Toronto-based filmmaker Pavan Moondi returns to the big screen with Sundowners, a dark comedic buddy road trip movie about go-nowhere wedding photographer Alex, who receives a too-good-to-be-true offer from his obtrusive untrustworthy boss to film a destination wedding in Mexico. Alex jumps on the opportunity, corralling his buddy Justin to masquerade as a photographer for this chance getaway. Between mis-communicated flight times, wrong hotels, moral crises, and that one wedding guest/amateur-videographer who gets into your every shot, it’s clearly the vacation of a lifetime.

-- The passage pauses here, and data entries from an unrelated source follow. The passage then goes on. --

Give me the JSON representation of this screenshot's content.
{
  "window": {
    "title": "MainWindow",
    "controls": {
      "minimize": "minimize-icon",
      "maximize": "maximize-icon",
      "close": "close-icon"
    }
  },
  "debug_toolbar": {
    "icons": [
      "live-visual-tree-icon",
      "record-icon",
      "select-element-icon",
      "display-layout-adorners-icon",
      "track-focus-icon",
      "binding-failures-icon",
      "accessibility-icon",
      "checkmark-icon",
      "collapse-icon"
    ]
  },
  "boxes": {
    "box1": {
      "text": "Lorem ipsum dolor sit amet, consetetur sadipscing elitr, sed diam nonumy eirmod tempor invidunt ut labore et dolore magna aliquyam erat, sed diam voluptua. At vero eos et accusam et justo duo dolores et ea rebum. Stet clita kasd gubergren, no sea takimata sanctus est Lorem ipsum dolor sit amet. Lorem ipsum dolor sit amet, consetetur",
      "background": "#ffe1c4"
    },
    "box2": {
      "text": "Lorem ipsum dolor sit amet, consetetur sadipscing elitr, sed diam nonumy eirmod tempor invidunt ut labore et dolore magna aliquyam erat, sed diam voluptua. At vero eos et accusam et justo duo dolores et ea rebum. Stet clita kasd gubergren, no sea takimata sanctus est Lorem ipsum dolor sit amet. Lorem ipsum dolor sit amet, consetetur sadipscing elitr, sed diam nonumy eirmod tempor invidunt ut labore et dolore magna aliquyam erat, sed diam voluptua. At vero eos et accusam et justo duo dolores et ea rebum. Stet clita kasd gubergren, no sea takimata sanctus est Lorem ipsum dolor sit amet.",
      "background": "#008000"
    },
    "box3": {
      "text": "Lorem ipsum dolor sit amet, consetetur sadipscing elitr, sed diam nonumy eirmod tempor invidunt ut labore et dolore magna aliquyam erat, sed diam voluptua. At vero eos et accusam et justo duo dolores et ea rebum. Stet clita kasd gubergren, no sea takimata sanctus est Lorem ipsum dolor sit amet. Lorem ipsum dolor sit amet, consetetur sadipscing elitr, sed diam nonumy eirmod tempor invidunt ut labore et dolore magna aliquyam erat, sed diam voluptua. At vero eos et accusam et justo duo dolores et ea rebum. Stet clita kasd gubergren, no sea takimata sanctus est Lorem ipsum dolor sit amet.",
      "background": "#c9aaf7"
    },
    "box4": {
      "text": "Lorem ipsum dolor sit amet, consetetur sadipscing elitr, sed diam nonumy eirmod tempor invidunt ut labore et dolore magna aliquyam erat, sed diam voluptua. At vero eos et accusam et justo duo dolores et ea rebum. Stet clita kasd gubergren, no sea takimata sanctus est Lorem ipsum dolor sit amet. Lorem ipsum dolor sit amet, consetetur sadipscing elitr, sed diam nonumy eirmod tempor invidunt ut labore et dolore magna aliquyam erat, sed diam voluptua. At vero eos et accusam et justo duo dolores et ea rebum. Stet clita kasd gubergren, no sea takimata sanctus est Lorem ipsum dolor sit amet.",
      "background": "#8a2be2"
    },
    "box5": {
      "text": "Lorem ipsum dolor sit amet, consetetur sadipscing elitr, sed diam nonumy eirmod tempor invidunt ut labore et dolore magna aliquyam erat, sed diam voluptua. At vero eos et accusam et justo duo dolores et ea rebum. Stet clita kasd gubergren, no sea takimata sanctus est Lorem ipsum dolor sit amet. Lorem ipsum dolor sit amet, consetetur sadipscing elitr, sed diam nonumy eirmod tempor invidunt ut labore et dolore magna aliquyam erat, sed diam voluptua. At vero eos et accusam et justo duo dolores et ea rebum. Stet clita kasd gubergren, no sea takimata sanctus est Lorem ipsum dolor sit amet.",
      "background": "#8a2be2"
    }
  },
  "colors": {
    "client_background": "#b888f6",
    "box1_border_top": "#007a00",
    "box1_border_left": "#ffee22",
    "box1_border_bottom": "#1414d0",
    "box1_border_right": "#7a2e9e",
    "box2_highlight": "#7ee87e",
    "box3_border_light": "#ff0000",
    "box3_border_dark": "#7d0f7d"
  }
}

Indie music fans will delight in Sundowners as a number of the cast is a who’s who of Canadian musicians. Comedy Central’s Phil Hanley is at the helm as Alex, and funny man Tim Heidecker relishes in his role as Alex’s scummy boss Tom. Heidecker clearly delivers the standout performance, but Hanley and Luke Lalonde hold their own, utilizing a more naturalistic approach as the down-on-their-luck buddies set out to turn their lives around – or at least meet some girls.
Moondi’s mumblecore aesthetics are solidly upheld in Sundowners, as he creates the world entirely for his viewers, serving triple duty as the film’s writer, director, and editor. The dialogue is unarguably natural and brimming with dark humour; there are contemplative moments, bromance, and rapport that sometimes hits a little too bleakly close to home. However the problem with being too natural and improvisational is that pacing quickly becomes uneven, thus affecting the viewing experience.
As the story begins, we are presented with presumably relateable characters in Alex and Justin, however as the film progresses, a growing number of erratic actions on their part begin to deviate from the characteristics we now expect from them. Their growing unpredictability and silly actions serve to generate laughs, but overall it diminishes any previous character development as it becomes hard to empathize with them.
Moondi’s characters see minimal progression through the film, but from a naturalistic standpoint that does make sense. The film shows an event in time, stuff happens, but as in real life, events are often more a nudge than an awakening or cathartic event for those involved. His storytelling recognizes this and he doesn’t try to overshoot the boundaries that is typified by the genre. The result is an imperfect, moderately entertaining, and thought-provoking portrayal of the supposed every day.
Is Sundowners essential viewing?
Sundowners has running gags, and moments of absurd logic that will elicit chuckles. It does ultimately capture audiences’ attention enough to keep them invested in Alex and Justin’s predicaments to see them through their trip, therefore worth a watch.
Sundowners opens Friday August 25, 2017 at TIFF Bell Lightbox. Check their website for more information.